> [Problem to work on]: The lines of the records that include "this" should all be copied.

(Records from a dataset)
------------------------------------------------------------

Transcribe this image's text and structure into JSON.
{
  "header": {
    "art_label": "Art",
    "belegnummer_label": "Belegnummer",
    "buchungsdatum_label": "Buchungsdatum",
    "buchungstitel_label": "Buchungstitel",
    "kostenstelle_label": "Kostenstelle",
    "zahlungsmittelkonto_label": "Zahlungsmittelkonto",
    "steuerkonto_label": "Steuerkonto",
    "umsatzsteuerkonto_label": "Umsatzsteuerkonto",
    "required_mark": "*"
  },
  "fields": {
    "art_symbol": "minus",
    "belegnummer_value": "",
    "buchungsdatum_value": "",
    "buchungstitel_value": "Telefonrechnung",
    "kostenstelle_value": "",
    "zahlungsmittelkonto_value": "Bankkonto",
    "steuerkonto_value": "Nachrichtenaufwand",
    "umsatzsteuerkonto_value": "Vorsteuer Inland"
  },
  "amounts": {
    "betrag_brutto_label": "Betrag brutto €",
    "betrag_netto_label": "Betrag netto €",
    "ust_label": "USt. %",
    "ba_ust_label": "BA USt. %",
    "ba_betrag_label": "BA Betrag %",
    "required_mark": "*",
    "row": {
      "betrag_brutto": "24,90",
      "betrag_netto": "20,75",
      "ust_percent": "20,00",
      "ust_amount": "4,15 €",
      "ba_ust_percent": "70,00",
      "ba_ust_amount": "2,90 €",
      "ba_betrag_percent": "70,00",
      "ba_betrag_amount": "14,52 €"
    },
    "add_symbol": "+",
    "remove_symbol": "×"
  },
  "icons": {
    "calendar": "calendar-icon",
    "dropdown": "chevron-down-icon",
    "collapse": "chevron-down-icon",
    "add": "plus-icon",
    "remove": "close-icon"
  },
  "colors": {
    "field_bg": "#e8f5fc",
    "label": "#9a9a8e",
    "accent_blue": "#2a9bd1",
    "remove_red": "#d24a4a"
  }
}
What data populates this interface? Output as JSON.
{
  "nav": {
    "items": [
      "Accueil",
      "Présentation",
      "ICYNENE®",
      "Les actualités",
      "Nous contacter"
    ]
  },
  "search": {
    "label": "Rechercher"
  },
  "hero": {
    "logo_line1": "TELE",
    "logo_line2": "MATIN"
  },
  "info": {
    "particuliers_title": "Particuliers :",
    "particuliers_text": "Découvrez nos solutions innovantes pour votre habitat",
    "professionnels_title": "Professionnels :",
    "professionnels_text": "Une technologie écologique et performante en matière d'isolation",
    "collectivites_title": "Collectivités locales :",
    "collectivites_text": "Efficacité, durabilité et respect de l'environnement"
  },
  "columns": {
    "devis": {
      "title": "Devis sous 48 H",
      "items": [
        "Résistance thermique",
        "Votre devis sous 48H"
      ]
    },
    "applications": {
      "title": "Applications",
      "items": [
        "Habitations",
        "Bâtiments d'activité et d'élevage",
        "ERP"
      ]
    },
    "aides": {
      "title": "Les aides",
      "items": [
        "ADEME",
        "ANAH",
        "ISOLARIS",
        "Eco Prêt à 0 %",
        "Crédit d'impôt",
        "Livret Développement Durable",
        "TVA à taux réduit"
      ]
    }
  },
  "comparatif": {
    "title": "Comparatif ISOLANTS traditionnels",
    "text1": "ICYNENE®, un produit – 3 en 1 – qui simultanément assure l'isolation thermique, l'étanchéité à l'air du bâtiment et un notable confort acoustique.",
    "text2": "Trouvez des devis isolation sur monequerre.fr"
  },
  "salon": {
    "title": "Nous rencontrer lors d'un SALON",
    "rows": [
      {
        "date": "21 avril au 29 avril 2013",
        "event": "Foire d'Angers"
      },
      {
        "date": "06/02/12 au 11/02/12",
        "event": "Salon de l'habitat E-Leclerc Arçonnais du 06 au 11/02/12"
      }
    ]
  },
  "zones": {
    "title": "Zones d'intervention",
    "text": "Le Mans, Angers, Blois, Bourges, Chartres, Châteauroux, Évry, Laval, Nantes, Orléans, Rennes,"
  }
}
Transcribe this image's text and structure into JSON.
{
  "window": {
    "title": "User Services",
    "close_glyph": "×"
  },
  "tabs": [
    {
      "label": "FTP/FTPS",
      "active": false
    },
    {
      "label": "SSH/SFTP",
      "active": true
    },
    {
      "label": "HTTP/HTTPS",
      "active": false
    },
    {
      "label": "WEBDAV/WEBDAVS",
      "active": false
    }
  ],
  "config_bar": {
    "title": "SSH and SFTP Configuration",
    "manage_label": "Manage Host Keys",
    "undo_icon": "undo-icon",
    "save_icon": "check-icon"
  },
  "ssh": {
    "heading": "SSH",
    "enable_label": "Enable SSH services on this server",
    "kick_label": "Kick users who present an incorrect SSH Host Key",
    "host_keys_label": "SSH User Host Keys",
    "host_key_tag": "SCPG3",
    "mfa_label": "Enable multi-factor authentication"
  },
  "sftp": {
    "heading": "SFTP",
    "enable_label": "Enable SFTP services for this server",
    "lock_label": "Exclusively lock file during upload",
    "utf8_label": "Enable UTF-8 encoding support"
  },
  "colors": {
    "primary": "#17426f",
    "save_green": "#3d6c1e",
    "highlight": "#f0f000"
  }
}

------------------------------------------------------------

> [Solution]:
Transcribe this image's text and structure into JSON.
What data populates this interface? Output as JSON.
Transcribe this image's text and structure into JSON.
    "enable_label": "Enable SSH services on this server",
    "enable_label": "Enable SFTP services for this server",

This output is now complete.